Find a beginner
Data analytics is a relatively new profession, although statisticians have been extracting and studying data for decades. Finding an affordable and talented data scientist may be as simple as thinking beyond the traditional wording. Although there are different types of data scientists, a large part of the job involves mastering the software used to extract and study data. Software engineers and statisticians often transition into data scientist jobs, requiring only a short learning period to work at full speed.
You could also work with local colleges to find students interested in getting data analytics experience through a summer job while they’re still in school. If you’re willing to wait while your newly-hired professional learns the specific skills necessary to extract the data you need, you’ll likely be rewarded with a loyal employee who grows along with your organization.
Train existing staff
You may already have someone on your team who is interested in learning to work with data. Before considering an outsider, first ask if any of your existing workers are interested in this role. Even if everyone on your team is too busy to take on additional responsibilities, it may be easier to hire someone to handle some of that employee’s workload than to find a dedicated data scientist at a much higher salary. By investing in the training your employee needs to do the work, you’ll show a commitment to your staff that will boost morale.
You can enroll your employees in online Tableau Training and Hadoop training courses, letting employees take classes from the convenience of home or office. With the right training, you’ll also be able to turn an important business function to someone you already know you can trust to do a great job.
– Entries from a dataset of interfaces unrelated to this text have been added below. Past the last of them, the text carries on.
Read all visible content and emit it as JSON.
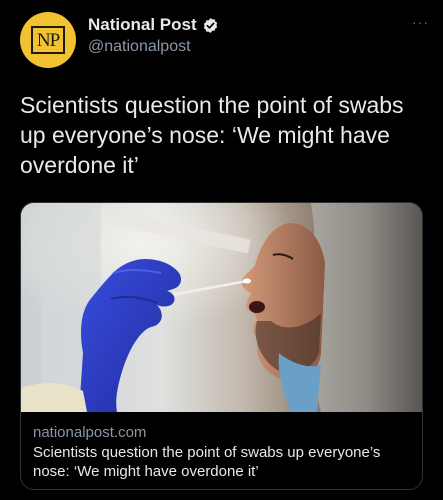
{
  "account": {
    "avatar_text": "NP",
    "display_name": "National Post",
    "handle": "@nationalpost",
    "verified": true,
    "avatar_color": "#f2c230"
  },
  "menu": {
    "more_label": "···"
  },
  "tweet": {
    "text": "Scientists question the point of swabs up everyone’s nose: ‘We might have overdone it’"
  },
  "card": {
    "domain": "nationalpost.com",
    "title": "Scientists question the point of swabs up everyone’s nose: ‘We might have overdone it’"
  },
  "colors": {
    "background": "#000000",
    "text_primary": "#e7e9ea",
    "text_secondary": "#8b98a5",
    "verified_badge": "#e7e9ea",
    "glove": "#2f3fd0"
  }
}
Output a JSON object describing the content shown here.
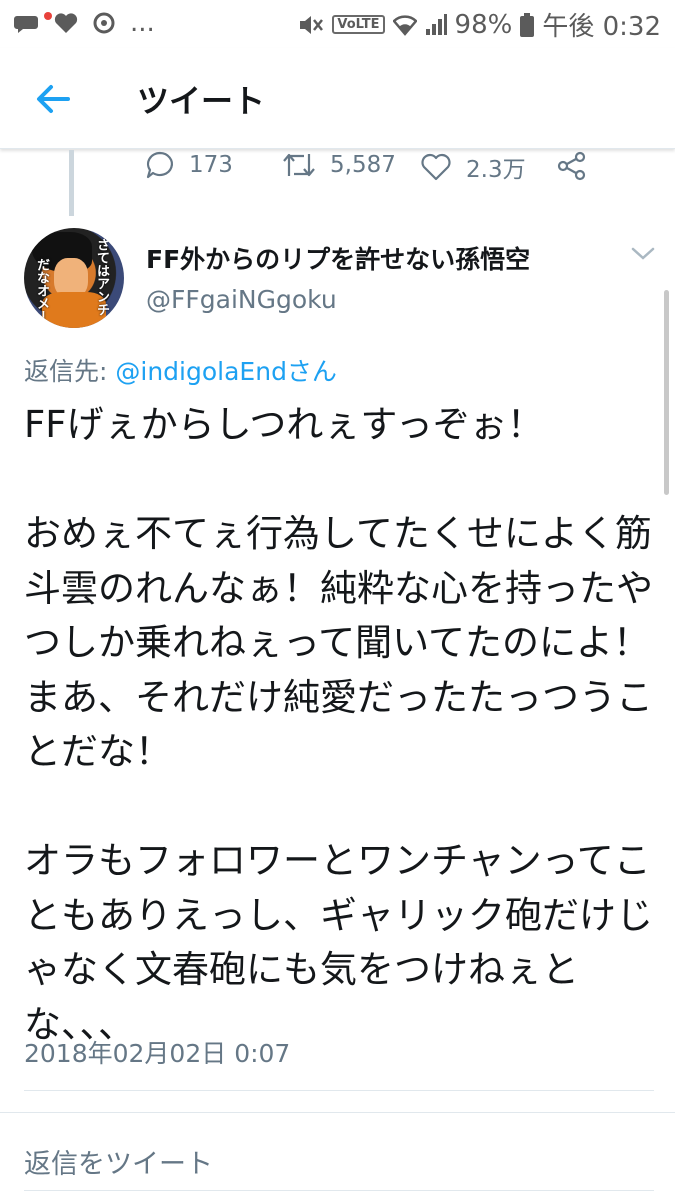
{
  "status_bar": {
    "more": "...",
    "network": "VoLTE",
    "battery": "98%",
    "time": "午後 0:32"
  },
  "header": {
    "title": "ツイート"
  },
  "parent_actions": {
    "replies": "173",
    "retweets": "5,587",
    "likes": "2.3万"
  },
  "tweet": {
    "avatar_text": [
      "さてはアンチ",
      "だなオメー"
    ],
    "display_name": "FF外からのリプを許せない孫悟空",
    "handle": "@FFgaiNGgoku",
    "reply_prefix": "返信先:",
    "reply_target": "@indigolaEndさん",
    "text": "FFげぇからしつれぇすっぞぉ！\n\nおめぇ不てぇ行為してたくせによく筋斗雲のれんなぁ！純粋な心を持ったやつしか乗れねぇって聞いてたのによ！まあ、それだけ純愛だったたっつうことだな！\n\nオラもフォロワーとワンチャンってこともありえっし、ギャリック砲だけじゃなく文春砲にも気をつけねぇとな、、、",
    "timestamp": "2018年02月02日 0:07"
  },
  "reply_box": {
    "placeholder": "返信をツイート"
  },
  "colors": {
    "accent": "#1da1f2",
    "secondary_text": "#657786",
    "primary_text": "#14171a"
  }
}
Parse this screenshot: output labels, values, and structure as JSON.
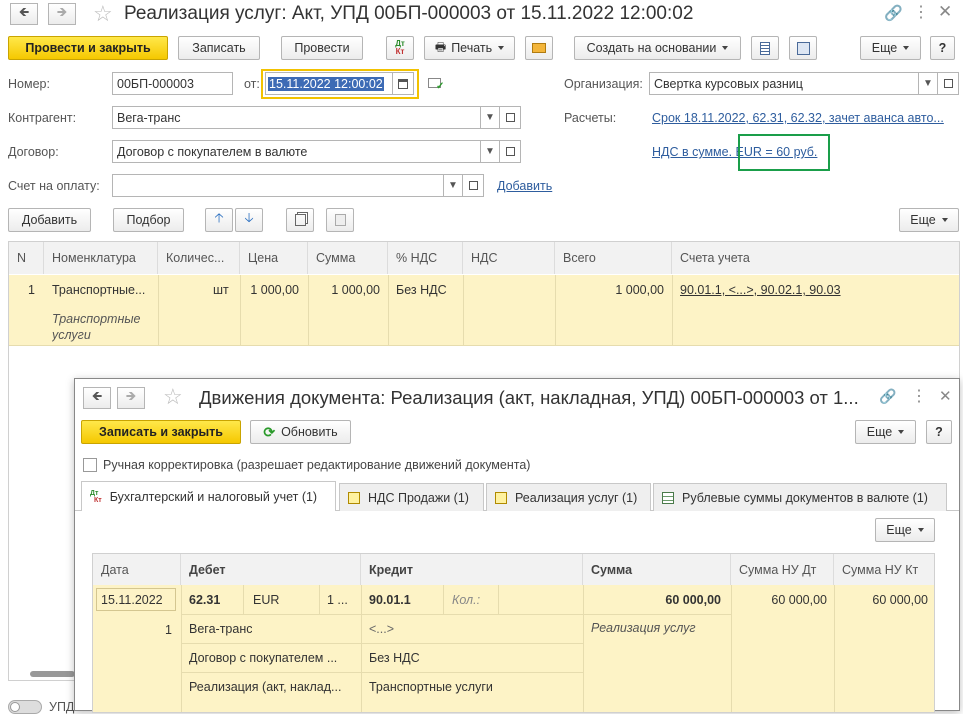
{
  "main": {
    "title": "Реализация услуг: Акт, УПД 00БП-000003 от 15.11.2022 12:00:02",
    "toolbar": {
      "post_close": "Провести и закрыть",
      "save": "Записать",
      "post": "Провести",
      "dtkt_top": "Дт",
      "dtkt_bottom": "Кт",
      "print": "Печать",
      "create_based": "Создать на основании",
      "more": "Еще",
      "help": "?"
    },
    "form": {
      "number_label": "Номер:",
      "number_value": "00БП-000003",
      "from_label": "от:",
      "date_value": "15.11.2022 12:00:02",
      "org_label": "Организация:",
      "org_value": "Свертка курсовых разниц",
      "contractor_label": "Контрагент:",
      "contractor_value": "Вега-транс",
      "settlements_label": "Расчеты:",
      "settlements_link": "Срок 18.11.2022, 62.31, 62.32, зачет аванса авто...",
      "contract_label": "Договор:",
      "contract_value": "Договор с покупателем в валюте",
      "vat_link": "НДС в сумме. EUR = 60 руб.",
      "invoice_label": "Счет на оплату:",
      "invoice_value": "",
      "add_link": "Добавить"
    },
    "table_toolbar": {
      "add": "Добавить",
      "pick": "Подбор",
      "more": "Еще"
    },
    "table": {
      "headers": [
        "N",
        "Номенклатура",
        "Количес...",
        "Цена",
        "Сумма",
        "% НДС",
        "НДС",
        "Всего",
        "Счета учета"
      ],
      "row": {
        "n": "1",
        "item": "Транспортные...",
        "item_desc": "Транспортные услуги",
        "unit": "шт",
        "price": "1 000,00",
        "sum": "1 000,00",
        "vat_rate": "Без НДС",
        "vat": "",
        "total": "1 000,00",
        "accounts": "90.01.1, <...>, 90.02.1, 90.03"
      }
    },
    "bottom_partial": "УПД"
  },
  "dialog": {
    "title": "Движения документа: Реализация (акт, накладная, УПД) 00БП-000003 от 1...",
    "save_close": "Записать и закрыть",
    "refresh": "Обновить",
    "more": "Еще",
    "help": "?",
    "manual_label": "Ручная корректировка (разрешает редактирование движений документа)",
    "tabs": [
      "Бухгалтерский и налоговый учет (1)",
      "НДС Продажи (1)",
      "Реализация услуг (1)",
      "Рублевые суммы документов в валюте (1)"
    ],
    "table_more": "Еще",
    "grid": {
      "headers": [
        "Дата",
        "Дебет",
        "Кредит",
        "Сумма",
        "Сумма НУ Дт",
        "Сумма НУ Кт"
      ],
      "date": "15.11.2022",
      "debit_account": "62.31",
      "debit_currency": "EUR",
      "debit_extra": "1 ...",
      "credit_account": "90.01.1",
      "credit_qty_label": "Кол.:",
      "amount": "60 000,00",
      "nu_dt": "60 000,00",
      "nu_kt": "60 000,00",
      "line_no": "1",
      "debit_sub1": "Вега-транс",
      "debit_sub2": "Договор с покупателем ...",
      "debit_sub3": "Реализация (акт, наклад...",
      "credit_sub1": "<...>",
      "credit_sub2": "Без НДС",
      "credit_sub3": "Транспортные услуги",
      "content": "Реализация услуг"
    }
  },
  "colors": {
    "accent_yellow": "#f5c800",
    "row_highlight": "#fdf3c6",
    "link_blue": "#2e5d9e",
    "highlight_green": "#1a9e4a"
  }
}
If you don’t have someone who would be a good fit, ask your employees to refer a friend for the position.
One of the best things a business with a budget can do is to outsource high-level technical work like data analytics. Working with a third-party service provider or contractor, your business can access an advanced expertise for an hourly fee. You won’t have to commit to paying an annual salary with benefits but you’ll still be able to build a long-term working relationship. You can save additional money by outsourcing the work to an overseas provider, whether it’s with a team or an individual contractor. Sites like Upwork give businesses access to a global workforce that includes data scientists and statisticians.
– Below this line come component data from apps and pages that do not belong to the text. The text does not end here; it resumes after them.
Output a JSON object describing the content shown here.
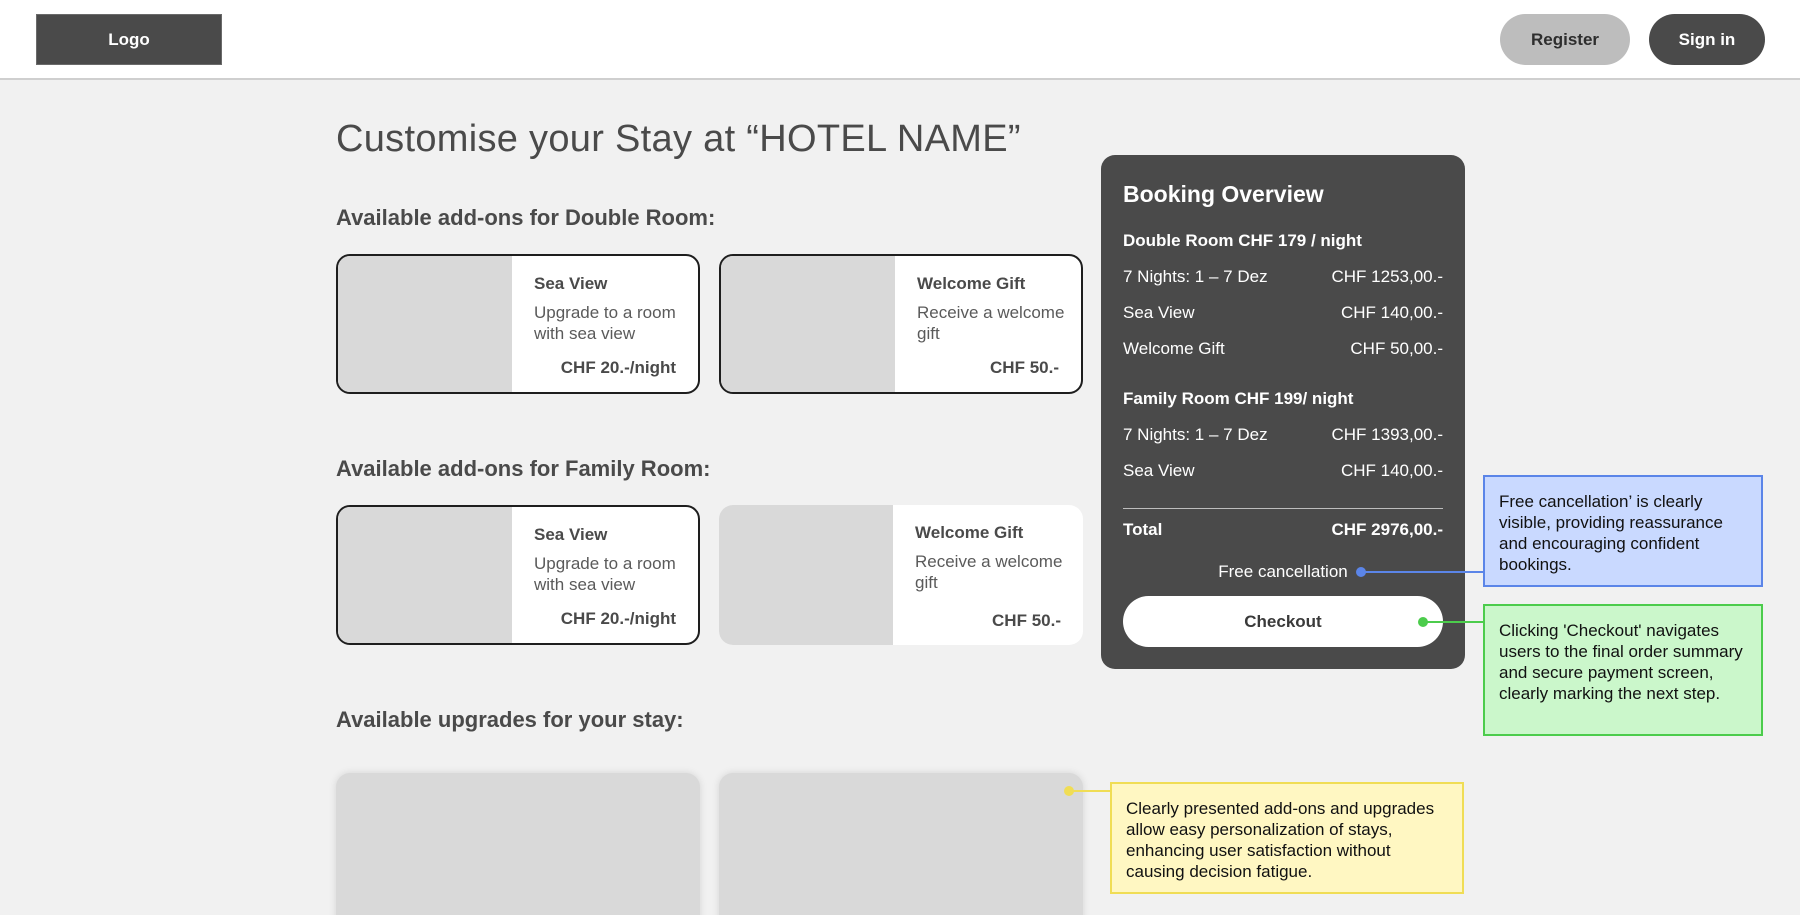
{
  "header": {
    "logo_label": "Logo",
    "register_label": "Register",
    "signin_label": "Sign in"
  },
  "main": {
    "page_title": "Customise your Stay at “HOTEL NAME”",
    "double_room_section": {
      "title": "Available add-ons for Double Room:",
      "addons": [
        {
          "title": "Sea View",
          "description": "Upgrade to a room with sea view",
          "price": "CHF 20.-/night",
          "selected": true
        },
        {
          "title": "Welcome Gift",
          "description": "Receive a welcome gift",
          "price": "CHF 50.-",
          "selected": true
        }
      ]
    },
    "family_room_section": {
      "title": "Available add-ons for Family Room:",
      "addons": [
        {
          "title": "Sea View",
          "description": "Upgrade to a room with sea view",
          "price": "CHF 20.-/night",
          "selected": true
        },
        {
          "title": "Welcome Gift",
          "description": "Receive a welcome gift",
          "price": "CHF 50.-",
          "selected": false
        }
      ]
    },
    "upgrades_section": {
      "title": "Available upgrades for your stay:"
    }
  },
  "overview": {
    "title": "Booking Overview",
    "double_room": {
      "heading": "Double Room CHF 179 / night",
      "rows": [
        {
          "label": "7 Nights: 1 – 7 Dez",
          "value": "CHF 1253,00.-"
        },
        {
          "label": "Sea View",
          "value": "CHF 140,00.-"
        },
        {
          "label": "Welcome Gift",
          "value": "CHF 50,00.-"
        }
      ]
    },
    "family_room": {
      "heading": "Family Room CHF 199/ night",
      "rows": [
        {
          "label": "7 Nights: 1 – 7 Dez",
          "value": "CHF 1393,00.-"
        },
        {
          "label": "Sea View",
          "value": "CHF 140,00.-"
        }
      ]
    },
    "total_label": "Total",
    "total_value": "CHF 2976,00.-",
    "free_cancellation": "Free cancellation",
    "checkout_label": "Checkout"
  },
  "annotations": {
    "cancellation_note": "Free cancellation’ is clearly visible, providing reassurance and encouraging confident bookings.",
    "checkout_note": "Clicking 'Checkout' navigates users to the final order summary and secure payment screen, clearly marking the next step.",
    "addons_note": "Clearly presented add-ons and upgrades allow easy personalization of stays, enhancing user satisfaction without causing decision fatigue."
  },
  "colors": {
    "overview_bg": "#4a4a4a",
    "note_blue": "#c9d9ff",
    "note_green": "#cbf7cb",
    "note_yellow": "#fff7c2"
  }
}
In the future, software will play a more prominent role in data science, eliminating the need to have a person to manipulate data. But there are already tools built into the programs businesses use each day. Take advantage of the analytics available for your Twitter, Facebook and other social media accounts, in addition to using Google Analytics to monitor activity on your website. You may also be able to activate data capabilities on your bookkeeping software or POS system to keep track of your cash flow and customer purchases.
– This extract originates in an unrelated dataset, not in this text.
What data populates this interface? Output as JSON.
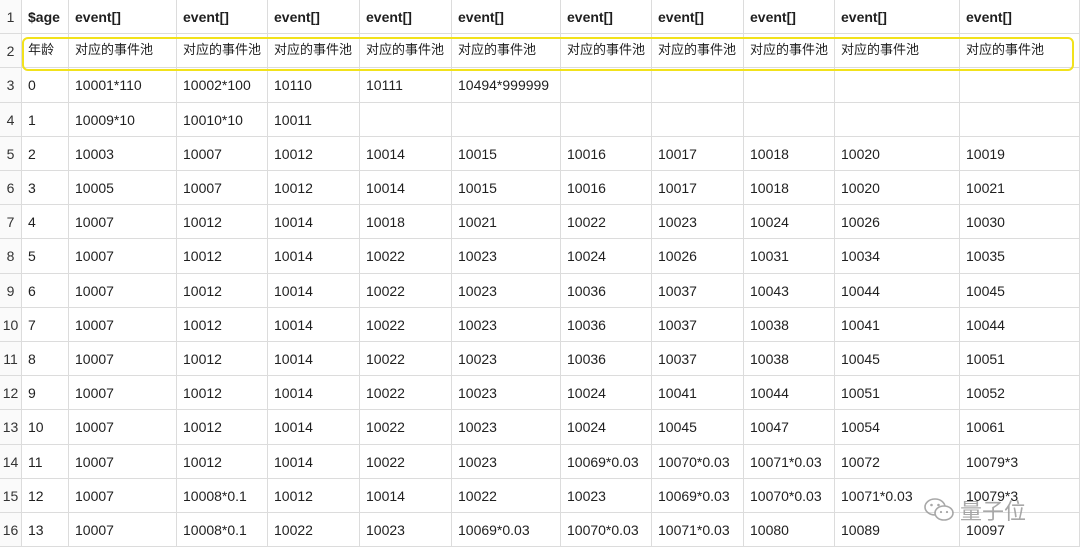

Your CRM software likely has analytics features built-in that can help you monitor your customer interactions, track your sales pipeline, and generate new leads. As data science continues to grow in popularity, each type of software will have its own built-in analytics, with dashboards that can pull it all together. Keep this in mind as you search for new solutions to power your business operations.
In the coming years, analytics will become easier for even the smallest business to access, empowering businesses with the information they need to make great business decisions.
This article was written by Dan Steiner from CIO and was legally licensed through the NewsCred publisher network.